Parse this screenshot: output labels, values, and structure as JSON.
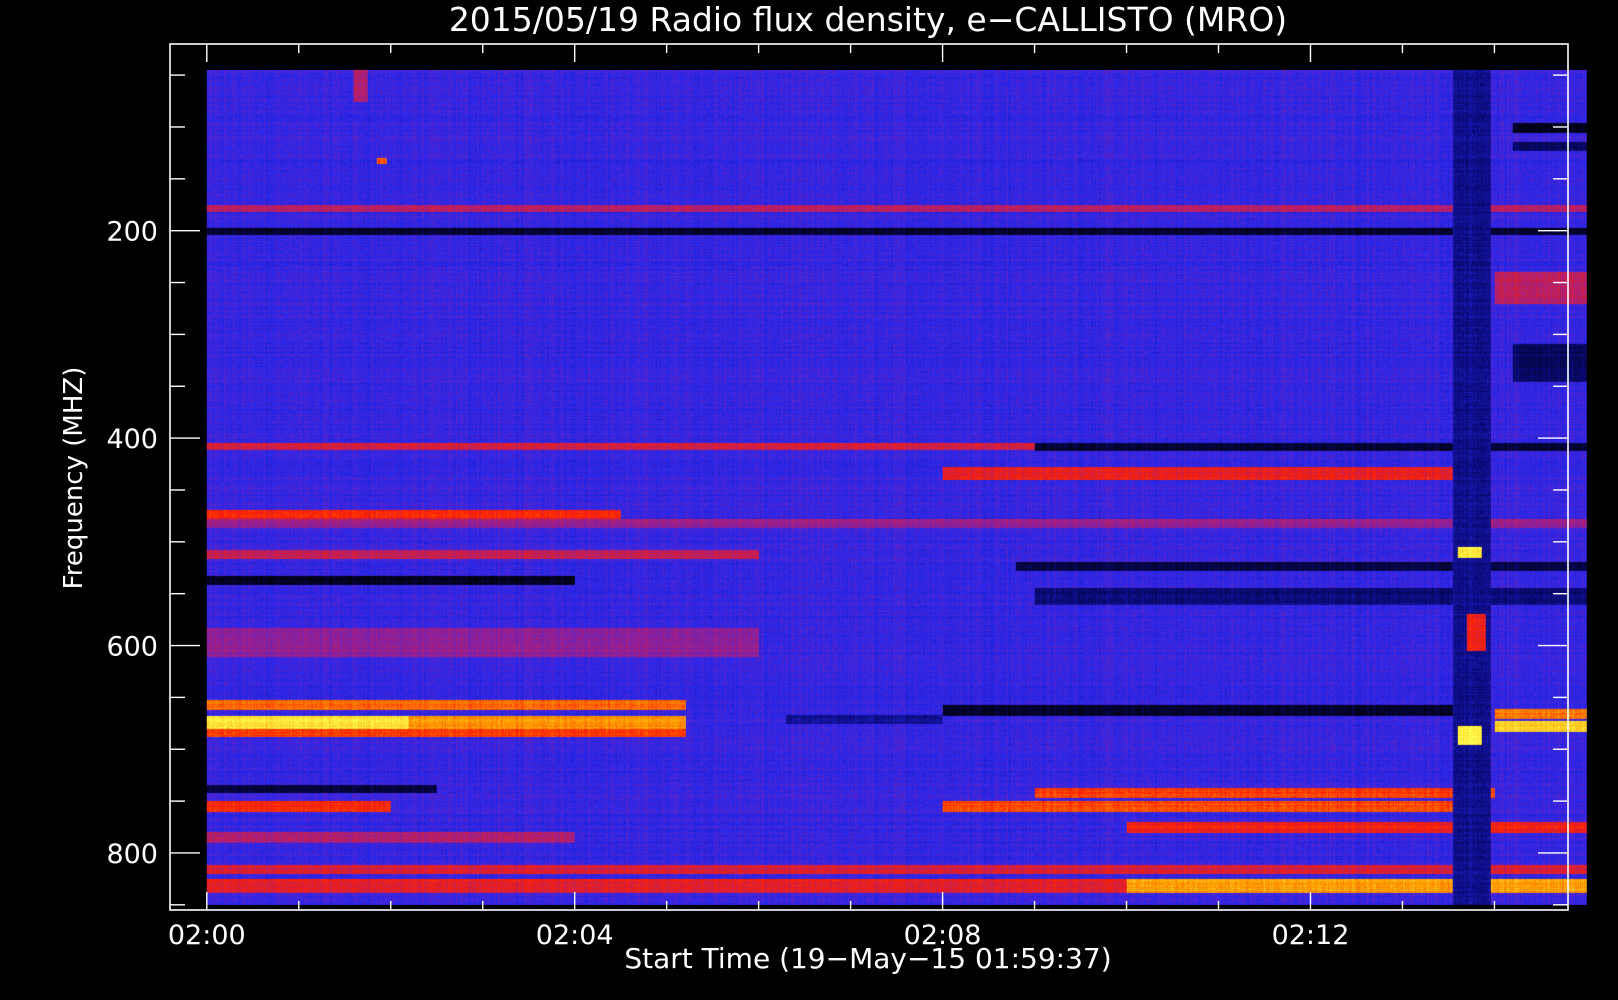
{
  "chart_data": {
    "type": "heatmap",
    "title": "2015/05/19  Radio flux density, e−CALLISTO (MRO)",
    "xlabel": "Start Time (19−May−15 01:59:37)",
    "ylabel": "Frequency (MHZ)",
    "x_axis": {
      "unit": "minutes after 02:00",
      "range": [
        -0.4,
        14.8
      ],
      "data_range": [
        0.0,
        15.0
      ],
      "major_ticks": [
        0,
        4,
        8,
        12
      ],
      "tick_labels": [
        "02:00",
        "02:04",
        "02:08",
        "02:12"
      ],
      "minor_tick_step": 1
    },
    "y_axis": {
      "unit": "MHz",
      "inverted": true,
      "range": [
        20,
        855
      ],
      "data_range": [
        45,
        850
      ],
      "major_ticks": [
        200,
        400,
        600,
        800
      ],
      "tick_labels": [
        "200",
        "400",
        "600",
        "800"
      ],
      "minor_tick_step": 50
    },
    "colormap": [
      "#000000",
      "#0a0a78",
      "#2828f0",
      "#9b1f8f",
      "#ff1f00",
      "#ffa000",
      "#ffff50"
    ],
    "background_level": 2.1,
    "features": [
      {
        "f": [
          653,
          662
        ],
        "t": [
          0.0,
          5.2
        ],
        "level": 4.6
      },
      {
        "f": [
          668,
          680
        ],
        "t": [
          0.0,
          2.2
        ],
        "level": 5.7
      },
      {
        "f": [
          668,
          680
        ],
        "t": [
          2.2,
          5.2
        ],
        "level": 4.9
      },
      {
        "f": [
          681,
          688
        ],
        "t": [
          0.0,
          5.2
        ],
        "level": 4.2
      },
      {
        "f": [
          662,
          670
        ],
        "t": [
          14.0,
          15.0
        ],
        "level": 4.7
      },
      {
        "f": [
          673,
          683
        ],
        "t": [
          14.0,
          15.0
        ],
        "level": 5.5
      },
      {
        "f": [
          658,
          667
        ],
        "t": [
          8.0,
          13.6
        ],
        "level": 0.4
      },
      {
        "f": [
          667,
          675
        ],
        "t": [
          6.3,
          8.0
        ],
        "level": 1.2
      },
      {
        "f": [
          405,
          411
        ],
        "t": [
          0.0,
          9.0
        ],
        "level": 3.6
      },
      {
        "f": [
          405,
          412
        ],
        "t": [
          9.0,
          15.0
        ],
        "level": 0.5
      },
      {
        "f": [
          428,
          440
        ],
        "t": [
          8.0,
          13.8
        ],
        "level": 3.8
      },
      {
        "f": [
          470,
          478
        ],
        "t": [
          0.0,
          4.5
        ],
        "level": 4.0
      },
      {
        "f": [
          478,
          486
        ],
        "t": [
          0.0,
          15.0
        ],
        "level": 3.0
      },
      {
        "f": [
          508,
          516
        ],
        "t": [
          0.0,
          6.0
        ],
        "level": 3.4
      },
      {
        "f": [
          520,
          528
        ],
        "t": [
          8.8,
          15.0
        ],
        "level": 0.6
      },
      {
        "f": [
          533,
          541
        ],
        "t": [
          0.0,
          4.0
        ],
        "level": 0.3
      },
      {
        "f": [
          545,
          560
        ],
        "t": [
          9.0,
          15.0
        ],
        "level": 1.0
      },
      {
        "f": [
          583,
          610
        ],
        "t": [
          0.0,
          6.0
        ],
        "level": 2.9
      },
      {
        "f": [
          198,
          204
        ],
        "t": [
          0.0,
          15.0
        ],
        "level": 0.4
      },
      {
        "f": [
          176,
          181
        ],
        "t": [
          0.0,
          15.0
        ],
        "level": 3.3
      },
      {
        "f": [
          735,
          742
        ],
        "t": [
          0.0,
          2.5
        ],
        "level": 0.5
      },
      {
        "f": [
          738,
          746
        ],
        "t": [
          9.0,
          14.0
        ],
        "level": 4.2
      },
      {
        "f": [
          750,
          760
        ],
        "t": [
          0.0,
          2.0
        ],
        "level": 4.0
      },
      {
        "f": [
          750,
          760
        ],
        "t": [
          8.0,
          13.8
        ],
        "level": 4.3
      },
      {
        "f": [
          770,
          780
        ],
        "t": [
          10.0,
          15.0
        ],
        "level": 3.9
      },
      {
        "f": [
          780,
          790
        ],
        "t": [
          0.0,
          4.0
        ],
        "level": 3.2
      },
      {
        "f": [
          812,
          820
        ],
        "t": [
          0.0,
          15.0
        ],
        "level": 3.6
      },
      {
        "f": [
          825,
          838
        ],
        "t": [
          10.0,
          15.0
        ],
        "level": 5.0
      },
      {
        "f": [
          825,
          838
        ],
        "t": [
          0.0,
          10.0
        ],
        "level": 3.7
      },
      {
        "f": [
          97,
          105
        ],
        "t": [
          14.2,
          15.0
        ],
        "level": 0.2
      },
      {
        "f": [
          115,
          123
        ],
        "t": [
          14.2,
          15.0
        ],
        "level": 0.8
      },
      {
        "f": [
          240,
          270
        ],
        "t": [
          14.0,
          15.0
        ],
        "level": 3.3
      },
      {
        "f": [
          310,
          345
        ],
        "t": [
          14.2,
          15.0
        ],
        "level": 0.8
      },
      {
        "f": [
          45,
          850
        ],
        "t": [
          13.55,
          13.95
        ],
        "level": 1.2
      },
      {
        "f": [
          505,
          515
        ],
        "t": [
          13.6,
          13.85
        ],
        "level": 5.8
      },
      {
        "f": [
          678,
          695
        ],
        "t": [
          13.6,
          13.85
        ],
        "level": 5.9
      },
      {
        "f": [
          570,
          605
        ],
        "t": [
          13.7,
          13.9
        ],
        "level": 3.9
      },
      {
        "f": [
          45,
          75
        ],
        "t": [
          1.6,
          1.75
        ],
        "level": 3.2
      },
      {
        "f": [
          130,
          135
        ],
        "t": [
          1.85,
          1.95
        ],
        "level": 4.5
      }
    ]
  }
}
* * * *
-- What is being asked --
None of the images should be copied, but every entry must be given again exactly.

-- Result --
Parse this screenshot: output labels, values, and structure as JSON.
{
  "chart_data": {
    "type": "heatmap",
    "title": "2015/05/19  Radio flux density, e−CALLISTO (MRO)",
    "xlabel": "Start Time (19−May−15 01:59:37)",
    "ylabel": "Frequency (MHZ)",
    "x_axis": {
      "unit": "minutes after 02:00",
      "range": [
        -0.4,
        14.8
      ],
      "data_range": [
        0.0,
        15.0
      ],
      "major_ticks": [
        0,
        4,
        8,
        12
      ],
      "tick_labels": [
        "02:00",
        "02:04",
        "02:08",
        "02:12"
      ],
      "minor_tick_step": 1
    },
    "y_axis": {
      "unit": "MHz",
      "inverted": true,
      "range": [
        20,
        855
      ],
      "data_range": [
        45,
        850
      ],
      "major_ticks": [
        200,
        400,
        600,
        800
      ],
      "tick_labels": [
        "200",
        "400",
        "600",
        "800"
      ],
      "minor_tick_step": 50
    },
    "colormap": [
      "#000000",
      "#0a0a78",
      "#2828f0",
      "#9b1f8f",
      "#ff1f00",
      "#ffa000",
      "#ffff50"
    ],
    "background_level": 2.1,
    "features": [
      {
        "f": [
          653,
          662
        ],
        "t": [
          0.0,
          5.2
        ],
        "level": 4.6
      },
      {
        "f": [
          668,
          680
        ],
        "t": [
          0.0,
          2.2
        ],
        "level": 5.7
      },
      {
        "f": [
          668,
          680
        ],
        "t": [
          2.2,
          5.2
        ],
        "level": 4.9
      },
      {
        "f": [
          681,
          688
        ],
        "t": [
          0.0,
          5.2
        ],
        "level": 4.2
      },
      {
        "f": [
          662,
          670
        ],
        "t": [
          14.0,
          15.0
        ],
        "level": 4.7
      },
      {
        "f": [
          673,
          683
        ],
        "t": [
          14.0,
          15.0
        ],
        "level": 5.5
      },
      {
        "f": [
          658,
          667
        ],
        "t": [
          8.0,
          13.6
        ],
        "level": 0.4
      },
      {
        "f": [
          667,
          675
        ],
        "t": [
          6.3,
          8.0
        ],
        "level": 1.2
      },
      {
        "f": [
          405,
          411
        ],
        "t": [
          0.0,
          9.0
        ],
        "level": 3.6
      },
      {
        "f": [
          405,
          412
        ],
        "t": [
          9.0,
          15.0
        ],
        "level": 0.5
      },
      {
        "f": [
          428,
          440
        ],
        "t": [
          8.0,
          13.8
        ],
        "level": 3.8
      },
      {
        "f": [
          470,
          478
        ],
        "t": [
          0.0,
          4.5
        ],
        "level": 4.0
      },
      {
        "f": [
          478,
          486
        ],
        "t": [
          0.0,
          15.0
        ],
        "level": 3.0
      },
      {
        "f": [
          508,
          516
        ],
        "t": [
          0.0,
          6.0
        ],
        "level": 3.4
      },
      {
        "f": [
          520,
          528
        ],
        "t": [
          8.8,
          15.0
        ],
        "level": 0.6
      },
      {
        "f": [
          533,
          541
        ],
        "t": [
          0.0,
          4.0
        ],
        "level": 0.3
      },
      {
        "f": [
          545,
          560
        ],
        "t": [
          9.0,
          15.0
        ],
        "level": 1.0
      },
      {
        "f": [
          583,
          610
        ],
        "t": [
          0.0,
          6.0
        ],
        "level": 2.9
      },
      {
        "f": [
          198,
          204
        ],
        "t": [
          0.0,
          15.0
        ],
        "level": 0.4
      },
      {
        "f": [
          176,
          181
        ],
        "t": [
          0.0,
          15.0
        ],
        "level": 3.3
      },
      {
        "f": [
          735,
          742
        ],
        "t": [
          0.0,
          2.5
        ],
        "level": 0.5
      },
      {
        "f": [
          738,
          746
        ],
        "t": [
          9.0,
          14.0
        ],
        "level": 4.2
      },
      {
        "f": [
          750,
          760
        ],
        "t": [
          0.0,
          2.0
        ],
        "level": 4.0
      },
      {
        "f": [
          750,
          760
        ],
        "t": [
          8.0,
          13.8
        ],
        "level": 4.3
      },
      {
        "f": [
          770,
          780
        ],
        "t": [
          10.0,
          15.0
        ],
        "level": 3.9
      },
      {
        "f": [
          780,
          790
        ],
        "t": [
          0.0,
          4.0
        ],
        "level": 3.2
      },
      {
        "f": [
          812,
          820
        ],
        "t": [
          0.0,
          15.0
        ],
        "level": 3.6
      },
      {
        "f": [
          825,
          838
        ],
        "t": [
          10.0,
          15.0
        ],
        "level": 5.0
      },
      {
        "f": [
          825,
          838
        ],
        "t": [
          0.0,
          10.0
        ],
        "level": 3.7
      },
      {
        "f": [
          97,
          105
        ],
        "t": [
          14.2,
          15.0
        ],
        "level": 0.2
      },
      {
        "f": [
          115,
          123
        ],
        "t": [
          14.2,
          15.0
        ],
        "level": 0.8
      },
      {
        "f": [
          240,
          270
        ],
        "t": [
          14.0,
          15.0
        ],
        "level": 3.3
      },
      {
        "f": [
          310,
          345
        ],
        "t": [
          14.2,
          15.0
        ],
        "level": 0.8
      },
      {
        "f": [
          45,
          850
        ],
        "t": [
          13.55,
          13.95
        ],
        "level": 1.2
      },
      {
        "f": [
          505,
          515
        ],
        "t": [
          13.6,
          13.85
        ],
        "level": 5.8
      },
      {
        "f": [
          678,
          695
        ],
        "t": [
          13.6,
          13.85
        ],
        "level": 5.9
      },
      {
        "f": [
          570,
          605
        ],
        "t": [
          13.7,
          13.9
        ],
        "level": 3.9
      },
      {
        "f": [
          45,
          75
        ],
        "t": [
          1.6,
          1.75
        ],
        "level": 3.2
      },
      {
        "f": [
          130,
          135
        ],
        "t": [
          1.85,
          1.95
        ],
        "level": 4.5
      }
    ]
  }
}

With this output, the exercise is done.